The posterior side 402 has a generally flat end shape and a rounded refractive portion 414 inwardly set back from the end of the posterior side 402, as best seen in FIG. 4J. The refractive portion 414 provides a refractive property to the device 400. The refractive portion 414 has a diameter 424 between about 4 mm and about 9 mm (e.g., about 5.9 mm). The illustrated refractive portion 414 has a refractive power of 5 D with a radius of curvature 426 of about 19.32 mm) although other refractive powers (e.g., 0 D, <0 D, >0 D, ±35 D, etc.) and radii of curvature (e.g., at least partially depending on one or more of refractive power, the diameter 424, material, etc.) are also possible.

The anterior side 404 comprises an opening 410, which allows the insertion of an IOL as discussed herein. The opening 410 may have a diameter 418 between about 5 mm and about 10 mm (e.g., about 9 mm). The sidewalls of the device 400 optionally do not extend radially inwardly such that the opening 410 may have a large or maximum diameter (e.g., based on the diameter of the inner surface of the sidewalls of the device 400). A larger opening 410 may aid insertion of the IOL and/or reduce volume and/or mass, which can aid insertion into small incisions (e.g., by being easier to compress into and/or advance through an injection device). A smaller opening 410 may aid in containment of an IOL (e.g., better defining the interior volume of the device 400 and/or inhibiting anterior drift on an inserted IOL). The anterior side 404 and/or the posterior side 402 may comprise a lip or ridge 432 on a radial exterior.
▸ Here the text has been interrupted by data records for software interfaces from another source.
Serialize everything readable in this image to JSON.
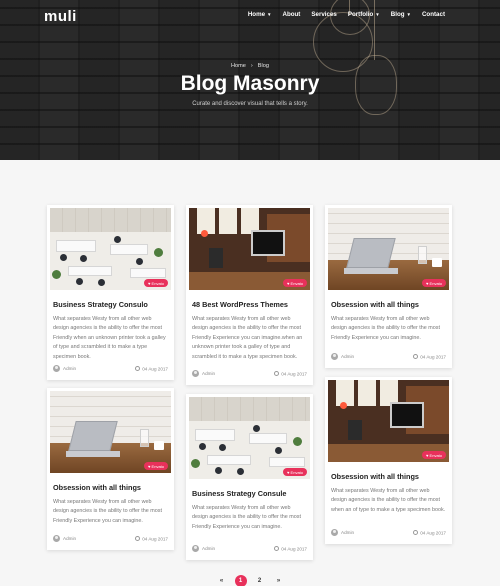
{
  "header": {
    "logo": "muli",
    "nav": [
      {
        "label": "Home",
        "dropdown": true
      },
      {
        "label": "About",
        "dropdown": false
      },
      {
        "label": "Services",
        "dropdown": false
      },
      {
        "label": "Portfolio",
        "dropdown": true
      },
      {
        "label": "Blog",
        "dropdown": true
      },
      {
        "label": "Contact",
        "dropdown": false
      }
    ]
  },
  "hero": {
    "breadcrumb": [
      "Home",
      "Blog"
    ],
    "breadcrumb_sep": "›",
    "title": "Blog Masonry",
    "subtitle": "Curate and discover visual that tells a story."
  },
  "posts": [
    {
      "title": "Business Strategy Consulo",
      "excerpt": "What separates Westy from all other web design agencies is the ability to offer the most Friendly when an unknown printer took a galley of type and scrambled it to make a type specimen book.",
      "author": "Admin",
      "date": "04 Aug 2017",
      "badge": "Envato",
      "image": "office-topdown"
    },
    {
      "title": "48 Best WordPress Themes",
      "excerpt": "What separates Westy from all other web design agencies is the ability to offer the most Friendly Experience you can imagine.when an unknown printer took a galley of type and scrambled it to make a type specimen book.",
      "author": "Admin",
      "date": "04 Aug 2017",
      "badge": "Envato",
      "image": "cafe-workspace"
    },
    {
      "title": "Obsession with all things",
      "excerpt": "What separates Westy from all other web design agencies is the ability to offer the most Friendly Experience you can imagine.",
      "author": "Admin",
      "date": "04 Aug 2017",
      "badge": "Envato",
      "image": "laptop-table"
    },
    {
      "title": "Obsession with all things",
      "excerpt": "What separates Westy from all other web design agencies is the ability to offer the most Friendly Experience you can imagine.",
      "author": "Admin",
      "date": "04 Aug 2017",
      "badge": "Envato",
      "image": "laptop-table"
    },
    {
      "title": "Business Strategy Consule",
      "excerpt": "What separates Westy from all other web design agencies is the ability to offer the most Friendly Experience you can imagine.",
      "author": "Admin",
      "date": "04 Aug 2017",
      "badge": "Envato",
      "image": "office-topdown"
    },
    {
      "title": "Obsession with all things",
      "excerpt": "What separates Westy from all other web design agencies is the ability to offer the most when an of type to make a type specimen book.",
      "author": "Admin",
      "date": "04 Aug 2017",
      "badge": "Envato",
      "image": "cafe-workspace"
    }
  ],
  "pagination": {
    "prev": "«",
    "pages": [
      "1",
      "2"
    ],
    "active": "1",
    "next": "»"
  },
  "colors": {
    "accent": "#e8315b",
    "hero_overlay": "#2d2d2d",
    "background": "#f6f6f6"
  },
  "icons": {
    "author": "user-avatar-icon",
    "date": "clock-icon",
    "badge": "heart-icon"
  }
}
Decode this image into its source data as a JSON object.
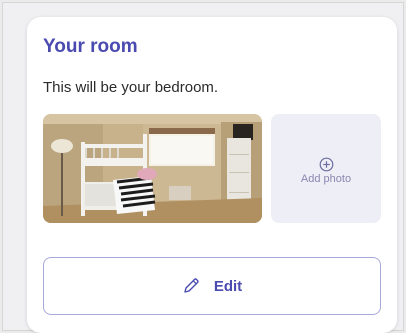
{
  "card": {
    "title": "Your room",
    "description": "This will be your bedroom.",
    "add_photo_label": "Add photo",
    "edit_label": "Edit"
  },
  "icons": {
    "add": "plus-circle-icon",
    "edit": "pencil-icon"
  },
  "colors": {
    "accent": "#4a4ab0",
    "tile_background": "#eeeef6",
    "button_border": "#a8a8d8"
  }
}
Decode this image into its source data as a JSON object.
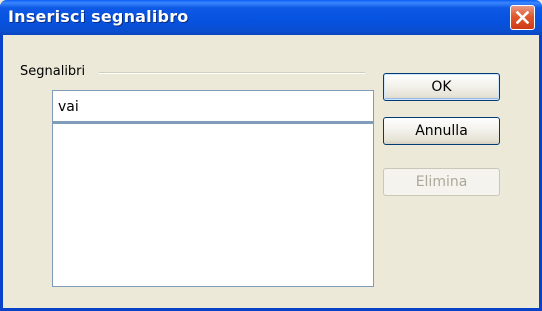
{
  "window": {
    "title": "Inserisci segnalibro"
  },
  "group": {
    "label": "Segnalibri"
  },
  "bookmark_input": {
    "value": "vai"
  },
  "bookmark_list": {
    "items": []
  },
  "buttons": {
    "ok": "OK",
    "cancel": "Annulla",
    "delete": "Elimina"
  },
  "icons": {
    "close": "close-icon"
  },
  "colors": {
    "titlebar": "#0a55e0",
    "close_button": "#d9461f",
    "dialog_bg": "#ece9d8"
  }
}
The distance 430 between the flange 406 and the refractive portion 414 may be between about 0.5 mm and about 2 mm (e.g., about 1 mm). The distance 420 between the anterior end 404 and the refractive portion 414 may be between about 1 mm and about 5 mm (e.g., about 2.5 mm). As described herein, in devices comprising a flange, the flange may be anywhere along the longitudinal axis of the device.

The device 400 comprises sidewalls between the posterior end 402 and the anterior end 404. The sidewalls may have a radial thickness 422 between about 0.1 mm and about 0.5 mm (e.g., about 0.26 mm). The sidewalls optionally extend posterior to the refractive portion 414 and/or anterior to or substantially longitudinally even with the opening 412. The sidewalls may extend towards the anterior side 404 and/or the posterior side 402 to form a lip or ridge 432.

The device 400 illustrated in FIGS. 4H-4J includes a flange or ring 406 having an anterior-posterior thickness 428 of about 0.3 mm and a radial thickness ((diameter 416−diameter 408)/2) of about 0.25 mm, but the flange 406 was removed from the devices used in the animal studies such that the outer diameter of the devices was the diameter 408. If the flange 406 is not removed, other thicknesses are also possible. For example, a flange 406 having thicker dimensions may be less prone to tearing upon loading in a delivery syringe and/or insertion in an eye.

The prosthetic capsular device 10 can enhance the ability to achieve desired refractive targets, with a side benefit of increased safety. The prosthetic capsular devices (e.g., the prosthetic capsular device 10 and/or variants thereof) described herein can provide one or more of these advantages in one or more of several ways. Although various numbered potential advantages are listed, each advantage may include sub-advantages or alternative advantages, and not all devices 10 need to accomplish every enumerator or otherwise described potential advantage.

First, with reference again the FIGS. 1-3, the pro